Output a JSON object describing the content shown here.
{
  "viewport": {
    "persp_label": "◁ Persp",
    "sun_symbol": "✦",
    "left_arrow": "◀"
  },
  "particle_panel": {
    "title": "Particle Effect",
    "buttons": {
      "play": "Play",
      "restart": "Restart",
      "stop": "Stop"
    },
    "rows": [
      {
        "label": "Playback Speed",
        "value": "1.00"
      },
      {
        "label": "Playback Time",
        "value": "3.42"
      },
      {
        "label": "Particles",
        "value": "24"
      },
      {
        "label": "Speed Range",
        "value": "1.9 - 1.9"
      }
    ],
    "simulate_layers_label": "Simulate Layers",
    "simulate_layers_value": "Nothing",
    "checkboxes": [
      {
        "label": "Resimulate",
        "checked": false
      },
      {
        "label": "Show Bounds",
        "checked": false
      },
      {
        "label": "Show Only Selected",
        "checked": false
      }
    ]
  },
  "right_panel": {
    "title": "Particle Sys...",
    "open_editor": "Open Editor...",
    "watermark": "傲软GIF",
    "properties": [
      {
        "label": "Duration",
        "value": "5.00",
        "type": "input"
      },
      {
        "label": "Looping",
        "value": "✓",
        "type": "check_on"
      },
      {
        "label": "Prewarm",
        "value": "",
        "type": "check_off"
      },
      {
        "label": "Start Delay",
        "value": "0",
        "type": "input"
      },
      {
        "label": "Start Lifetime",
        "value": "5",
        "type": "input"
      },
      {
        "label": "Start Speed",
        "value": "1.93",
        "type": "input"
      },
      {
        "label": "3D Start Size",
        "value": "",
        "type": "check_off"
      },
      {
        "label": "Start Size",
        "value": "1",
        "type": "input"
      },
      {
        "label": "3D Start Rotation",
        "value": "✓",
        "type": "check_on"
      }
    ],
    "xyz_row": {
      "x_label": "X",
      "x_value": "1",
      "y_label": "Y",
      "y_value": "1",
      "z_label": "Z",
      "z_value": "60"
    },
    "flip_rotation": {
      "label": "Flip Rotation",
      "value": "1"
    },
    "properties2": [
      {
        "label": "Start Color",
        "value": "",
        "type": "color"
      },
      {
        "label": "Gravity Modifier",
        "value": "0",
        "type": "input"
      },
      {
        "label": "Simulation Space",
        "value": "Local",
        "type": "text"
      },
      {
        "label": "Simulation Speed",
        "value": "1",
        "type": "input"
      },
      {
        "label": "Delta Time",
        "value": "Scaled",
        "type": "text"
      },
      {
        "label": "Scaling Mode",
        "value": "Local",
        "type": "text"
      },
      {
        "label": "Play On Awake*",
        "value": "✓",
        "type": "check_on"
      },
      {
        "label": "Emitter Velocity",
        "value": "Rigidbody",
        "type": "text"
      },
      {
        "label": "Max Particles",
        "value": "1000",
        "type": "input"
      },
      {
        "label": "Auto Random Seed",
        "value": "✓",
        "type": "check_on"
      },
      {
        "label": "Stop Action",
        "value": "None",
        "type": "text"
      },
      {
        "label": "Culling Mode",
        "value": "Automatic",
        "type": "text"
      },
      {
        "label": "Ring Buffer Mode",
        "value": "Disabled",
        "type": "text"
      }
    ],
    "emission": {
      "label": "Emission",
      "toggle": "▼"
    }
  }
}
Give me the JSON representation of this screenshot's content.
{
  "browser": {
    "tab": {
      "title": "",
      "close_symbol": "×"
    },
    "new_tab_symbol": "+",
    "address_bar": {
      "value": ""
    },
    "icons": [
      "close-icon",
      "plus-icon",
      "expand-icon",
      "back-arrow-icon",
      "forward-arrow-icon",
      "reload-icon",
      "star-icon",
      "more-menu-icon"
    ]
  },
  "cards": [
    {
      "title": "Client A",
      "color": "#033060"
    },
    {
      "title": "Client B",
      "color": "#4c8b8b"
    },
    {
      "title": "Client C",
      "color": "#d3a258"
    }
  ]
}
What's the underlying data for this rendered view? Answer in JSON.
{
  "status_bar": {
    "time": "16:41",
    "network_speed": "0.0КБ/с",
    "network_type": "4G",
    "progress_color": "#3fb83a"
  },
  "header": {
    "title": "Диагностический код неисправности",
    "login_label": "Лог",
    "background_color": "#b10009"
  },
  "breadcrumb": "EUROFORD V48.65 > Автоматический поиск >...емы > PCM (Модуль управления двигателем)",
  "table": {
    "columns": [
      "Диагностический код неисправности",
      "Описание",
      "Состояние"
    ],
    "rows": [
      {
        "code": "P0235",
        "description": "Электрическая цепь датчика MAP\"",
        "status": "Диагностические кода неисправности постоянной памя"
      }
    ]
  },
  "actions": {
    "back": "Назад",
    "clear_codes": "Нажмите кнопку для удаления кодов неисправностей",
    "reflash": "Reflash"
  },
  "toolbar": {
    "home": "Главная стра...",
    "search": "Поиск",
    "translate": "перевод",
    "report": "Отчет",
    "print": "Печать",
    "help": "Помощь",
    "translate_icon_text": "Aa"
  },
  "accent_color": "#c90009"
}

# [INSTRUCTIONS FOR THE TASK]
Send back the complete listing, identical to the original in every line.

# [OUTPUT OF THE EXERCISE]
Output a JSON object describing the content shown here.
{
  "viewport": {
    "persp_label": "◁ Persp",
    "sun_symbol": "✦",
    "left_arrow": "◀"
  },
  "particle_panel": {
    "title": "Particle Effect",
    "buttons": {
      "play": "Play",
      "restart": "Restart",
      "stop": "Stop"
    },
    "rows": [
      {
        "label": "Playback Speed",
        "value": "1.00"
      },
      {
        "label": "Playback Time",
        "value": "3.42"
      },
      {
        "label": "Particles",
        "value": "24"
      },
      {
        "label": "Speed Range",
        "value": "1.9 - 1.9"
      }
    ],
    "simulate_layers_label": "Simulate Layers",
    "simulate_layers_value": "Nothing",
    "checkboxes": [
      {
        "label": "Resimulate",
        "checked": false
      },
      {
        "label": "Show Bounds",
        "checked": false
      },
      {
        "label": "Show Only Selected",
        "checked": false
      }
    ]
  },
  "right_panel": {
    "title": "Particle Sys...",
    "open_editor": "Open Editor...",
    "watermark": "傲软GIF",
    "properties": [
      {
        "label": "Duration",
        "value": "5.00",
        "type": "input"
      },
      {
        "label": "Looping",
        "value": "✓",
        "type": "check_on"
      },
      {
        "label": "Prewarm",
        "value": "",
        "type": "check_off"
      },
      {
        "label": "Start Delay",
        "value": "0",
        "type": "input"
      },
      {
        "label": "Start Lifetime",
        "value": "5",
        "type": "input"
      },
      {
        "label": "Start Speed",
        "value": "1.93",
        "type": "input"
      },
      {
        "label": "3D Start Size",
        "value": "",
        "type": "check_off"
      },
      {
        "label": "Start Size",
        "value": "1",
        "type": "input"
      },
      {
        "label": "3D Start Rotation",
        "value": "✓",
        "type": "check_on"
      }
    ],
    "xyz_row": {
      "x_label": "X",
      "x_value": "1",
      "y_label": "Y",
      "y_value": "1",
      "z_label": "Z",
      "z_value": "60"
    },
    "flip_rotation": {
      "label": "Flip Rotation",
      "value": "1"
    },
    "properties2": [
      {
        "label": "Start Color",
        "value": "",
        "type": "color"
      },
      {
        "label": "Gravity Modifier",
        "value": "0",
        "type": "input"
      },
      {
        "label": "Simulation Space",
        "value": "Local",
        "type": "text"
      },
      {
        "label": "Simulation Speed",
        "value": "1",
        "type": "input"
      },
      {
        "label": "Delta Time",
        "value": "Scaled",
        "type": "text"
      },
      {
        "label": "Scaling Mode",
        "value": "Local",
        "type": "text"
      },
      {
        "label": "Play On Awake*",
        "value": "✓",
        "type": "check_on"
      },
      {
        "label": "Emitter Velocity",
        "value": "Rigidbody",
        "type": "text"
      },
      {
        "label": "Max Particles",
        "value": "1000",
        "type": "input"
      },
      {
        "label": "Auto Random Seed",
        "value": "✓",
        "type": "check_on"
      },
      {
        "label": "Stop Action",
        "value": "None",
        "type": "text"
      },
      {
        "label": "Culling Mode",
        "value": "Automatic",
        "type": "text"
      },
      {
        "label": "Ring Buffer Mode",
        "value": "Disabled",
        "type": "text"
      }
    ],
    "emission": {
      "label": "Emission",
      "toggle": "▼"
    }
  }
}
Give me the JSON representation of this screenshot's content.
{
  "browser": {
    "tab": {
      "title": "",
      "close_symbol": "×"
    },
    "new_tab_symbol": "+",
    "address_bar": {
      "value": ""
    },
    "icons": [
      "close-icon",
      "plus-icon",
      "expand-icon",
      "back-arrow-icon",
      "forward-arrow-icon",
      "reload-icon",
      "star-icon",
      "more-menu-icon"
    ]
  },
  "cards": [
    {
      "title": "Client A",
      "color": "#033060"
    },
    {
      "title": "Client B",
      "color": "#4c8b8b"
    },
    {
      "title": "Client C",
      "color": "#d3a258"
    }
  ]
}
What's the underlying data for this rendered view? Answer in JSON.
{
  "status_bar": {
    "time": "16:41",
    "network_speed": "0.0КБ/с",
    "network_type": "4G",
    "progress_color": "#3fb83a"
  },
  "header": {
    "title": "Диагностический код неисправности",
    "login_label": "Лог",
    "background_color": "#b10009"
  },
  "breadcrumb": "EUROFORD V48.65 > Автоматический поиск >...емы > PCM (Модуль управления двигателем)",
  "table": {
    "columns": [
      "Диагностический код неисправности",
      "Описание",
      "Состояние"
    ],
    "rows": [
      {
        "code": "P0235",
        "description": "Электрическая цепь датчика MAP\"",
        "status": "Диагностические кода неисправности постоянной памя"
      }
    ]
  },
  "actions": {
    "back": "Назад",
    "clear_codes": "Нажмите кнопку для удаления кодов неисправностей",
    "reflash": "Reflash"
  },
  "toolbar": {
    "home": "Главная стра...",
    "search": "Поиск",
    "translate": "перевод",
    "report": "Отчет",
    "print": "Печать",
    "help": "Помощь",
    "translate_icon_text": "Aa"
  },
  "accent_color": "#c90009"
}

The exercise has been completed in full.